Due to inaccurate, missing data or political instability, the following countries have been omitted: American Samoa, Andorra, Aruba, Bahrain, Belarus, Bermuda, Bulgaria, Cayman Islands, Cuba, Curacao, Dominica, Faeroe Islands, French Polynesia, Georgia, Greenland, Guam, Iran, Iraq, Isle of Man, Israel, Jamaica, Jordan, Kiribati, North Korea, Kosovo, Kyrgz Republic, Kuwait, Lebanon, Liechtenstein, Macao SAR (China), Marshall Islands, Micronesia, Moldova, Monaco, Myanmar, New Caledonia, Northern Mariana Islands, Oman, Palau, Puerto Rico, Qatar, San Marino, Sao Tome and Principe, Saudi Arabia, Serbia, Sint Maarten (Dutch part), Solomon Islands, Somalia, South Sudan, St. Kitts and Nevis, St. Lucia, St. Martin (French Part), St. Vincent and the Grenadines, Suriname, Syria, Tajikistan, Timor-Leste, Trinidad and Tobago, Turkmenistan, Turks and Caicos Islands, Tuvalu, UAE, Uzbekistan, Vanuatu, Virgin Islands (U.S.), West Bank and Gaza, Yemen.

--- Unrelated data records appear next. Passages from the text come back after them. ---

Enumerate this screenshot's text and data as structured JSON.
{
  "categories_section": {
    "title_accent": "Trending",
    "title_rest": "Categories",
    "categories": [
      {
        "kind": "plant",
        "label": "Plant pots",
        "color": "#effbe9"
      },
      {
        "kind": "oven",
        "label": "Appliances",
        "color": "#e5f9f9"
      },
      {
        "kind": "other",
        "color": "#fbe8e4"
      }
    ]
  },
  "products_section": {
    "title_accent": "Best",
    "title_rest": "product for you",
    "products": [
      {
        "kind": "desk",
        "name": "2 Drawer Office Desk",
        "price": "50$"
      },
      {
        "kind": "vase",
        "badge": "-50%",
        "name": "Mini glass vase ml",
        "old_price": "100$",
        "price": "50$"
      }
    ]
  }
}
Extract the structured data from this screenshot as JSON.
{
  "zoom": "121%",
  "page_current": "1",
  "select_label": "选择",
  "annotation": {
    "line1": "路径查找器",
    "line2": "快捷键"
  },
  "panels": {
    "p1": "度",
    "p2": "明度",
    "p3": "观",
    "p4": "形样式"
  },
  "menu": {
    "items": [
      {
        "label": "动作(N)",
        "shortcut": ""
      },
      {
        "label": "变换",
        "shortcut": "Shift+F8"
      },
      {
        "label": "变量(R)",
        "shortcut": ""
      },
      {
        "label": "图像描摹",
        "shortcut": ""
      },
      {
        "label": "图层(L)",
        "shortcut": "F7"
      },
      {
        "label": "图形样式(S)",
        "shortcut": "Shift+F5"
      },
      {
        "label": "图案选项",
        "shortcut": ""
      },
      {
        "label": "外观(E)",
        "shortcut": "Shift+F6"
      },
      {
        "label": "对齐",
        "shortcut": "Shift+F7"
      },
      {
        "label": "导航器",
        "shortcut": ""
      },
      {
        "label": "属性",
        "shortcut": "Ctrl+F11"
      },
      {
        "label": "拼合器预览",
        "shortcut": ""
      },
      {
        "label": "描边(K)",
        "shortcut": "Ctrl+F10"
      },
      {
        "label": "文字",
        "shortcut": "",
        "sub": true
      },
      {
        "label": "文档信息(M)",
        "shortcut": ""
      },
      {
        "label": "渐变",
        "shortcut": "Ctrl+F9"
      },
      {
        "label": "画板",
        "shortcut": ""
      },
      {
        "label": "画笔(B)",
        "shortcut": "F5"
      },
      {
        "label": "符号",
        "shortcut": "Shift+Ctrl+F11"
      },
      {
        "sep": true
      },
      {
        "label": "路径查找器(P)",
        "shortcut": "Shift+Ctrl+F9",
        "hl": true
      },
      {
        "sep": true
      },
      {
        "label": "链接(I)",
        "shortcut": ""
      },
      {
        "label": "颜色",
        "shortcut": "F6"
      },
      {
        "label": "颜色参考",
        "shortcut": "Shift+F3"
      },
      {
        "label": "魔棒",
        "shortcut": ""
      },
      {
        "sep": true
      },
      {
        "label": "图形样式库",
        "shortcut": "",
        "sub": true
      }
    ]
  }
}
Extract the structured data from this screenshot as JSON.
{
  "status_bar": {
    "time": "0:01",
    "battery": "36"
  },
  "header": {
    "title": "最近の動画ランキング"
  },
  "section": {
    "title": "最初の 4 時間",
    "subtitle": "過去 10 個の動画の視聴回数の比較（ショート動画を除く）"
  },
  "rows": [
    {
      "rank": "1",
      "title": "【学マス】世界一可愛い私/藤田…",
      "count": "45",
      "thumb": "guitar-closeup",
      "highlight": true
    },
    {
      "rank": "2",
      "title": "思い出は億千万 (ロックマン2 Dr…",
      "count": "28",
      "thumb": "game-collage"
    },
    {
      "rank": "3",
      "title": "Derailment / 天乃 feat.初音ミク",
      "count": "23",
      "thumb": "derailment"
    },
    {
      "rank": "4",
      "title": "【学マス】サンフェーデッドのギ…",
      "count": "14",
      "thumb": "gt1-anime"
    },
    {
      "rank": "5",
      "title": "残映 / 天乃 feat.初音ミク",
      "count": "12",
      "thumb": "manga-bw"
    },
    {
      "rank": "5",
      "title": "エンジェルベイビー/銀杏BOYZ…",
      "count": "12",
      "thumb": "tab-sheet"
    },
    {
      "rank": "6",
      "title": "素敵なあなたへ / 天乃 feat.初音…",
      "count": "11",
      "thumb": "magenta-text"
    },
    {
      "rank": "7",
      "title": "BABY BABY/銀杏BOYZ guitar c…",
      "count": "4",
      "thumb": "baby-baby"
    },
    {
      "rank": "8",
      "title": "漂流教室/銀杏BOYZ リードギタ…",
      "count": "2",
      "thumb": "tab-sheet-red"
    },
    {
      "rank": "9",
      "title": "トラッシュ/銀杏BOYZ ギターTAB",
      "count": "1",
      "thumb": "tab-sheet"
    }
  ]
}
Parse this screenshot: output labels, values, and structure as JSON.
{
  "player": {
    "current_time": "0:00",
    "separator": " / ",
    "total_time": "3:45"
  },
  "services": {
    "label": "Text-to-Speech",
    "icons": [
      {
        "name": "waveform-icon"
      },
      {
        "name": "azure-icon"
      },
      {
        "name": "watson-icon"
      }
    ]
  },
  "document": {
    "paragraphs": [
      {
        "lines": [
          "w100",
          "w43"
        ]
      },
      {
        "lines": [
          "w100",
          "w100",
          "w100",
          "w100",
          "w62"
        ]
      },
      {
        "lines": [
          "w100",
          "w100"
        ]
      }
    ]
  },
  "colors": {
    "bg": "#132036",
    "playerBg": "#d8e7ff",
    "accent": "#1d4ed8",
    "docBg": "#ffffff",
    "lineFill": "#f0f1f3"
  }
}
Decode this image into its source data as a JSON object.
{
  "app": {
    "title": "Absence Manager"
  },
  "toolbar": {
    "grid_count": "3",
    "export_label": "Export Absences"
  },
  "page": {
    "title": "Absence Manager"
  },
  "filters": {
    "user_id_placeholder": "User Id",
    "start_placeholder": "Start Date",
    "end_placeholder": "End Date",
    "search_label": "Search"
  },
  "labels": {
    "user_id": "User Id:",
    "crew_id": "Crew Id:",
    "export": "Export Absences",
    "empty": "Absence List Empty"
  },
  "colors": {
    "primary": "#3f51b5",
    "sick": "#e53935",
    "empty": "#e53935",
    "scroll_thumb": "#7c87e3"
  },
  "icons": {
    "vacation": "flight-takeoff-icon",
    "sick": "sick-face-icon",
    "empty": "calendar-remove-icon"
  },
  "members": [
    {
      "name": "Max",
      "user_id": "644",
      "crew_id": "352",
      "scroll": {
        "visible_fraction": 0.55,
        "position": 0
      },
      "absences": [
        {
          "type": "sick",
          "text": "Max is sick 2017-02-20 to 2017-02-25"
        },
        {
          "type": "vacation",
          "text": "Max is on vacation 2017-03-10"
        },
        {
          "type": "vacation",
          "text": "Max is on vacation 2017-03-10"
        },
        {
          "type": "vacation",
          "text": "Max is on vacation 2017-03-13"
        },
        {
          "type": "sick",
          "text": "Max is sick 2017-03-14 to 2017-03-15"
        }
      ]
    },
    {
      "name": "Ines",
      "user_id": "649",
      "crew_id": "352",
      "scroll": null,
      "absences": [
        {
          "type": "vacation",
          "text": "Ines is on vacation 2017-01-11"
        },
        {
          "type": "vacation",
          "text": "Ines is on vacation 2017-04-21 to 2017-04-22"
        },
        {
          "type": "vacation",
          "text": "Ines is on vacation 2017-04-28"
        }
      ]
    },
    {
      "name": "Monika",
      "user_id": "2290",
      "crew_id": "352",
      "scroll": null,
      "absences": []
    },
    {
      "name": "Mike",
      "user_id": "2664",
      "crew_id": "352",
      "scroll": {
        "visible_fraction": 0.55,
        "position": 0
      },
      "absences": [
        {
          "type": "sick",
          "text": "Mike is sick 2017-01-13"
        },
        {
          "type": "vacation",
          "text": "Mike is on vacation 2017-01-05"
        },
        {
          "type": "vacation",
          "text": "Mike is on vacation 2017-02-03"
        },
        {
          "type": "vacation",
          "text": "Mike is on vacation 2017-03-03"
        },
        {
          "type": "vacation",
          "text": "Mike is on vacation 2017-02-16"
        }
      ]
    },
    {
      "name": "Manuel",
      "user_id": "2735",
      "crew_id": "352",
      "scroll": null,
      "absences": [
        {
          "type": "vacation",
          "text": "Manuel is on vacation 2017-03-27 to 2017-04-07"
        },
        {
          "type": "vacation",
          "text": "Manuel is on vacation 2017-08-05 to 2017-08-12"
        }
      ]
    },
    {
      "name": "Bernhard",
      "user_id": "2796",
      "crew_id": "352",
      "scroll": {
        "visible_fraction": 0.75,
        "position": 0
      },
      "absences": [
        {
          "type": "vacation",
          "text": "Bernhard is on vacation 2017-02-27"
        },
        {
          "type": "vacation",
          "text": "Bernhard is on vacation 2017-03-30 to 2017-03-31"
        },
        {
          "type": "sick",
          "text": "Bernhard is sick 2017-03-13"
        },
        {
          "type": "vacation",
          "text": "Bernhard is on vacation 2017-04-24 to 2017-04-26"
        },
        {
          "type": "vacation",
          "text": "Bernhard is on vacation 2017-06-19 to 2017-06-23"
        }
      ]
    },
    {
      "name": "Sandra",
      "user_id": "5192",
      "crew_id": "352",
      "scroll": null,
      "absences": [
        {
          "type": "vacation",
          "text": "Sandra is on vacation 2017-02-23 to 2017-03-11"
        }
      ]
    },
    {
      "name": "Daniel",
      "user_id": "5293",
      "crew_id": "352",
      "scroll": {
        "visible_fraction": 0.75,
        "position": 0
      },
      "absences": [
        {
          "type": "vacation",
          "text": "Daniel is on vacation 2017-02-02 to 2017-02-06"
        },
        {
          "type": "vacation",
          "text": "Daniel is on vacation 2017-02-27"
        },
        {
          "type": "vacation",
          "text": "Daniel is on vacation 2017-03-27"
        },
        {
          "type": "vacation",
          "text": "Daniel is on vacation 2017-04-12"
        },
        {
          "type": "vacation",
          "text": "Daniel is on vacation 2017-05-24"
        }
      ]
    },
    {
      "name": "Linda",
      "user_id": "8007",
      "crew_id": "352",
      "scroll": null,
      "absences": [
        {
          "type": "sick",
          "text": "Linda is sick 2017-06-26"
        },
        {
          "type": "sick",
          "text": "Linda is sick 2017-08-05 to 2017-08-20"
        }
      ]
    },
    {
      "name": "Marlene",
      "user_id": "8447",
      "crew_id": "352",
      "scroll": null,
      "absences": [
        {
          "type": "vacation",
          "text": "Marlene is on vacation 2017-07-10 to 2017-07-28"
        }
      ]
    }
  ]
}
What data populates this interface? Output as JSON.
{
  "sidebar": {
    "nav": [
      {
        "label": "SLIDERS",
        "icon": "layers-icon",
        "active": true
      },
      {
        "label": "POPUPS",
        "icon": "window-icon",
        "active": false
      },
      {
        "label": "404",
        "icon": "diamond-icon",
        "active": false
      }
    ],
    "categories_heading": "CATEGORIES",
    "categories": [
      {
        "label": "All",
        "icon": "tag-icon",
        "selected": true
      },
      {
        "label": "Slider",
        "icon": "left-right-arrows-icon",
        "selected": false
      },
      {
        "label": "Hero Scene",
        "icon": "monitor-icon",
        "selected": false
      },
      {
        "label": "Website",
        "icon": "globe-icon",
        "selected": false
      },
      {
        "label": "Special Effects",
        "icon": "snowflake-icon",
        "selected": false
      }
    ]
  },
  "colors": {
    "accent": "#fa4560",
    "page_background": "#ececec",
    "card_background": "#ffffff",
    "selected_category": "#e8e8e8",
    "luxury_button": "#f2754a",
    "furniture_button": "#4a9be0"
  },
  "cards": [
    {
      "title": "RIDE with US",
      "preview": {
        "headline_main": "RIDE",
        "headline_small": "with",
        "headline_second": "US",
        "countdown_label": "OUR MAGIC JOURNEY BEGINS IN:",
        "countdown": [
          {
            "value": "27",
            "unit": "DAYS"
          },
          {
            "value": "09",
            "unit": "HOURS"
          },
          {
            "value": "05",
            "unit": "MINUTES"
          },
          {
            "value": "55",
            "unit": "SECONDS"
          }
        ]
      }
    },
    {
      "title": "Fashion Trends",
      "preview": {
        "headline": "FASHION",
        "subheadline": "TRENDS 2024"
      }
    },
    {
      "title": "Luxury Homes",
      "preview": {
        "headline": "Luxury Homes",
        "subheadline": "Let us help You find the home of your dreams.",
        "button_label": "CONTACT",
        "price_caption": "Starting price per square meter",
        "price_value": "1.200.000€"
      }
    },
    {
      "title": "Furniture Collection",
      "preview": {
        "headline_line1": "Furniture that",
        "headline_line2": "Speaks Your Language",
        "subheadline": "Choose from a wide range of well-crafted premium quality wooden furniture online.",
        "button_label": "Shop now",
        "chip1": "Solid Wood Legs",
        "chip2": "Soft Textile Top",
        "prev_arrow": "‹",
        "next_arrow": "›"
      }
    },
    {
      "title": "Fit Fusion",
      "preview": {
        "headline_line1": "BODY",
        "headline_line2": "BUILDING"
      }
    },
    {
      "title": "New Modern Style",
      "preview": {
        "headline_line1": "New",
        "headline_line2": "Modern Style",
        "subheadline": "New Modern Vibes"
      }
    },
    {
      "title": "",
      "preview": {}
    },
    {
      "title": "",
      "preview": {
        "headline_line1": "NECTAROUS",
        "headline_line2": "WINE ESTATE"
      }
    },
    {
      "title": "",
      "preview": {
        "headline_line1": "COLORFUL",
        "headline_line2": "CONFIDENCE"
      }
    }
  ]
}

Add a comment:
RadEditor hidden textarea
comments on this paper.
(Have an opinion? Add your Comment above)
106 days ago
Thank you for your comment, we appreciate all opinions and feedback. The data start year was set at 1960 as it was felt that data prior to 1960 lacks accuracy and may be affected by post WW2 reconstruction.
107 days ago
There are way too many omitted countries. Data for almost all of them are available from WB, IMF, Maddison, their own SYs. Covering 90% of world GDP is too low. Also, it is possible to go back to 1952 for the world. Finally, there were several other years with neg. global growth of less than 1% (1980 & 1982) and 1960 at -1.6%. Branko Milanovic
Copyright Economic & Financial Publishing 2013